Faced with a dwindling ridership, BART directors on Thursday mulled service cuts, reduced discounts and other ways to make up a multi-million dollar budget deficit.
BART fares are already slated to go up 2.7 percent in January.
However, officials rejected the idea of trimming discounted prices for seniors, children and people with disabilities from 62.5 percent to 50 percent. They also scrapped a proposal to offer service starting at 5 a.m. instead of 4 a.m.
Officials left on the table the option to enact a 50 cent surcharge on magstripe tickets, in the hope of encouraging commuters to purchase clipper cards, which generate more revenue.
The transportation agency had been enjoying six years of consecutive growth, but during the first half of the 2016-2017 fiscal year, BART reported a roughly 4 percent drop in the number of weekday riders. Weekend ridership slumped by approximately 9 percent.
That drop in ridership could mean that BART will finish this year $15 to $25 million below budget. The agency could face a $25 to $35 million shortcoming as it prepares its future budget.

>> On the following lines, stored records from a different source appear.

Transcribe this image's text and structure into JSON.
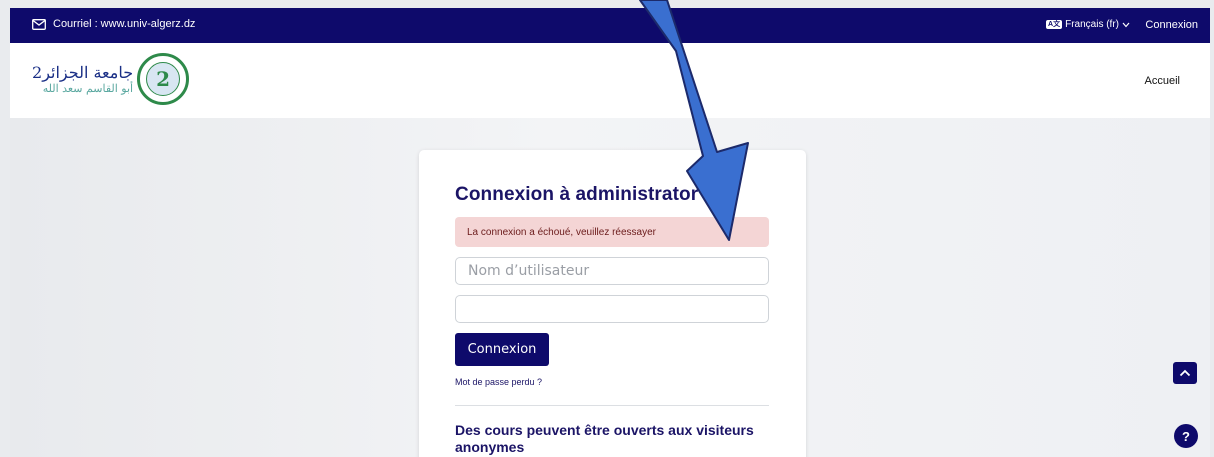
{
  "topbar": {
    "email": "Courriel : www.univ-algerz.dz",
    "language": "Français (fr)",
    "login": "Connexion"
  },
  "header": {
    "logo_arabic_line1": "جامعة الجزائر2",
    "logo_arabic_line2": "أبو القاسم سعد الله",
    "seal_text": "2",
    "nav_home": "Accueil"
  },
  "login": {
    "title": "Connexion à administrator",
    "error": "La connexion a échoué, veuillez réessayer",
    "username_placeholder": "Nom d’utilisateur",
    "password_value": "",
    "submit": "Connexion",
    "forgot": "Mot de passe perdu ?",
    "guest_title": "Des cours peuvent être ouverts aux visiteurs anonymes"
  },
  "floating": {
    "help": "?"
  },
  "colors": {
    "brand": "#0e0a6b",
    "alert_bg": "#f4d5d5",
    "arrow": "#3a6fd0"
  }
}
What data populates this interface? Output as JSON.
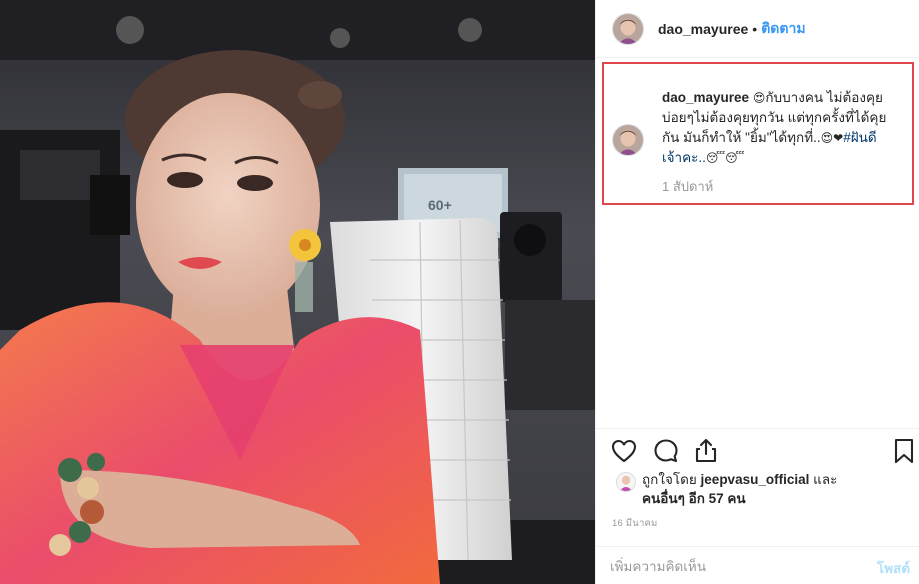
{
  "photo": {
    "icon": "selfie-photo",
    "sign_text": "60+"
  },
  "header": {
    "username": "dao_mayuree",
    "separator": "•",
    "follow_label": "ติดตาม"
  },
  "caption": {
    "username": "dao_mayuree",
    "line1_emoji": "😍",
    "line1_text": "กับบางคน ไม่ต้องคุย",
    "line2_text": "บ่อยๆไม่ต้องคุยทุกวัน แต่ทุกครั้งที่ได้คุย",
    "line3_text": "กัน มันก็ทำให้ \"ยิ้ม\"ได้ทุกที่..",
    "line3_emoji": "😍❤",
    "hashtag": "#ฝันดี",
    "line4_text": "เจ้าคะ..",
    "line4_emoji": "😴😴",
    "time_ago": "1 สัปดาห์"
  },
  "actions": {
    "like_icon": "heart-outline",
    "comment_icon": "speech-bubble",
    "share_icon": "share-upload",
    "save_icon": "bookmark"
  },
  "likes": {
    "prefix": "ถูกใจโดย",
    "liker": "jeepvasu_official",
    "conjunction": "และ",
    "others": "คนอื่นๆ อีก 57 คน"
  },
  "post_date": "16 มีนาคม",
  "comment": {
    "placeholder": "เพิ่มความคิดเห็น",
    "post_label": "โพสต์"
  },
  "colors": {
    "link_blue": "#3897f0",
    "hashtag_blue": "#003569",
    "highlight_red": "#e0474c",
    "muted_gray": "#999999",
    "post_disabled": "#b2dffc"
  }
}
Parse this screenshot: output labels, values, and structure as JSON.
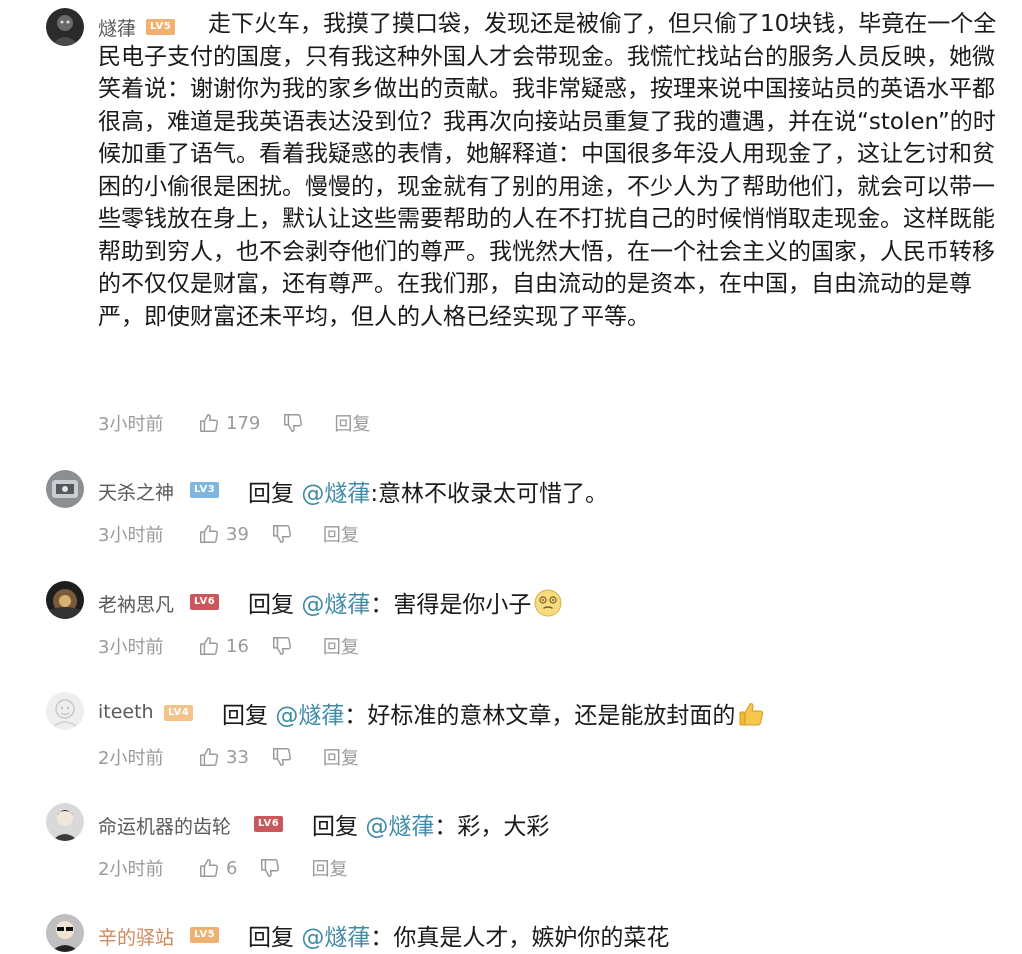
{
  "comments": [
    {
      "username": "燧葎",
      "level": "LV5",
      "text": "走下火车，我摸了摸口袋，发现还是被偷了，但只偷了10块钱，毕竟在一个全民电子支付的国度，只有我这种外国人才会带现金。我慌忙找站台的服务人员反映，她微笑着说：谢谢你为我的家乡做出的贡献。我非常疑惑，按理来说中国接站员的英语水平都很高，难道是我英语表达没到位？我再次向接站员重复了我的遭遇，并在说“stolen”的时候加重了语气。看着我疑惑的表情，她解释道：中国很多年没人用现金了，这让乞讨和贫困的小偷很是困扰。慢慢的，现金就有了别的用途，不少人为了帮助他们，就会可以带一些零钱放在身上，默认让这些需要帮助的人在不打扰自己的时候悄悄取走现金。这样既能帮助到穷人，也不会剥夺他们的尊严。我恍然大悟，在一个社会主义的国家，人民币转移的不仅仅是财富，还有尊严。在我们那，自由流动的是资本，在中国，自由流动的是尊严，即使财富还未平均，但人的人格已经实现了平等。",
      "time": "3小时前",
      "likes": "179",
      "reply_label": "回复"
    },
    {
      "username": "天杀之神",
      "level": "LV3",
      "reply_prefix": "回复",
      "mention": "@燧葎",
      "text": ":意林不收录太可惜了。",
      "time": "3小时前",
      "likes": "39",
      "reply_label": "回复"
    },
    {
      "username": "老衲思凡",
      "level": "LV6",
      "reply_prefix": "回复",
      "mention": "@燧葎",
      "text": "：害得是你小子",
      "emoji": "dizzy-face-emoji",
      "time": "3小时前",
      "likes": "16",
      "reply_label": "回复"
    },
    {
      "username": "iteeth",
      "level": "LV4",
      "reply_prefix": "回复",
      "mention": "@燧葎",
      "text": "：好标准的意林文章，还是能放封面的",
      "emoji": "thumbs-up-emoji",
      "time": "2小时前",
      "likes": "33",
      "reply_label": "回复"
    },
    {
      "username": "命运机器的齿轮",
      "level": "LV6",
      "reply_prefix": "回复",
      "mention": "@燧葎",
      "text": "：彩，大彩",
      "time": "2小时前",
      "likes": "6",
      "reply_label": "回复"
    },
    {
      "username": "辛的驿站",
      "level": "LV5",
      "reply_prefix": "回复",
      "mention": "@燧葎",
      "text": "：你真是人才，嫉妒你的菜花"
    }
  ],
  "colors": {
    "mention": "#3f8aa6",
    "lv3": "#7fb6e0",
    "lv4": "#f2c48a",
    "lv5": "#f0b070",
    "lv6": "#c9575b",
    "meta": "#9a9a9a"
  }
}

To prevent the agency from hemorrhaging money, BART has asked every department to cut back on spending and officials have eliminated overtime costs.
A final decision is expected in June.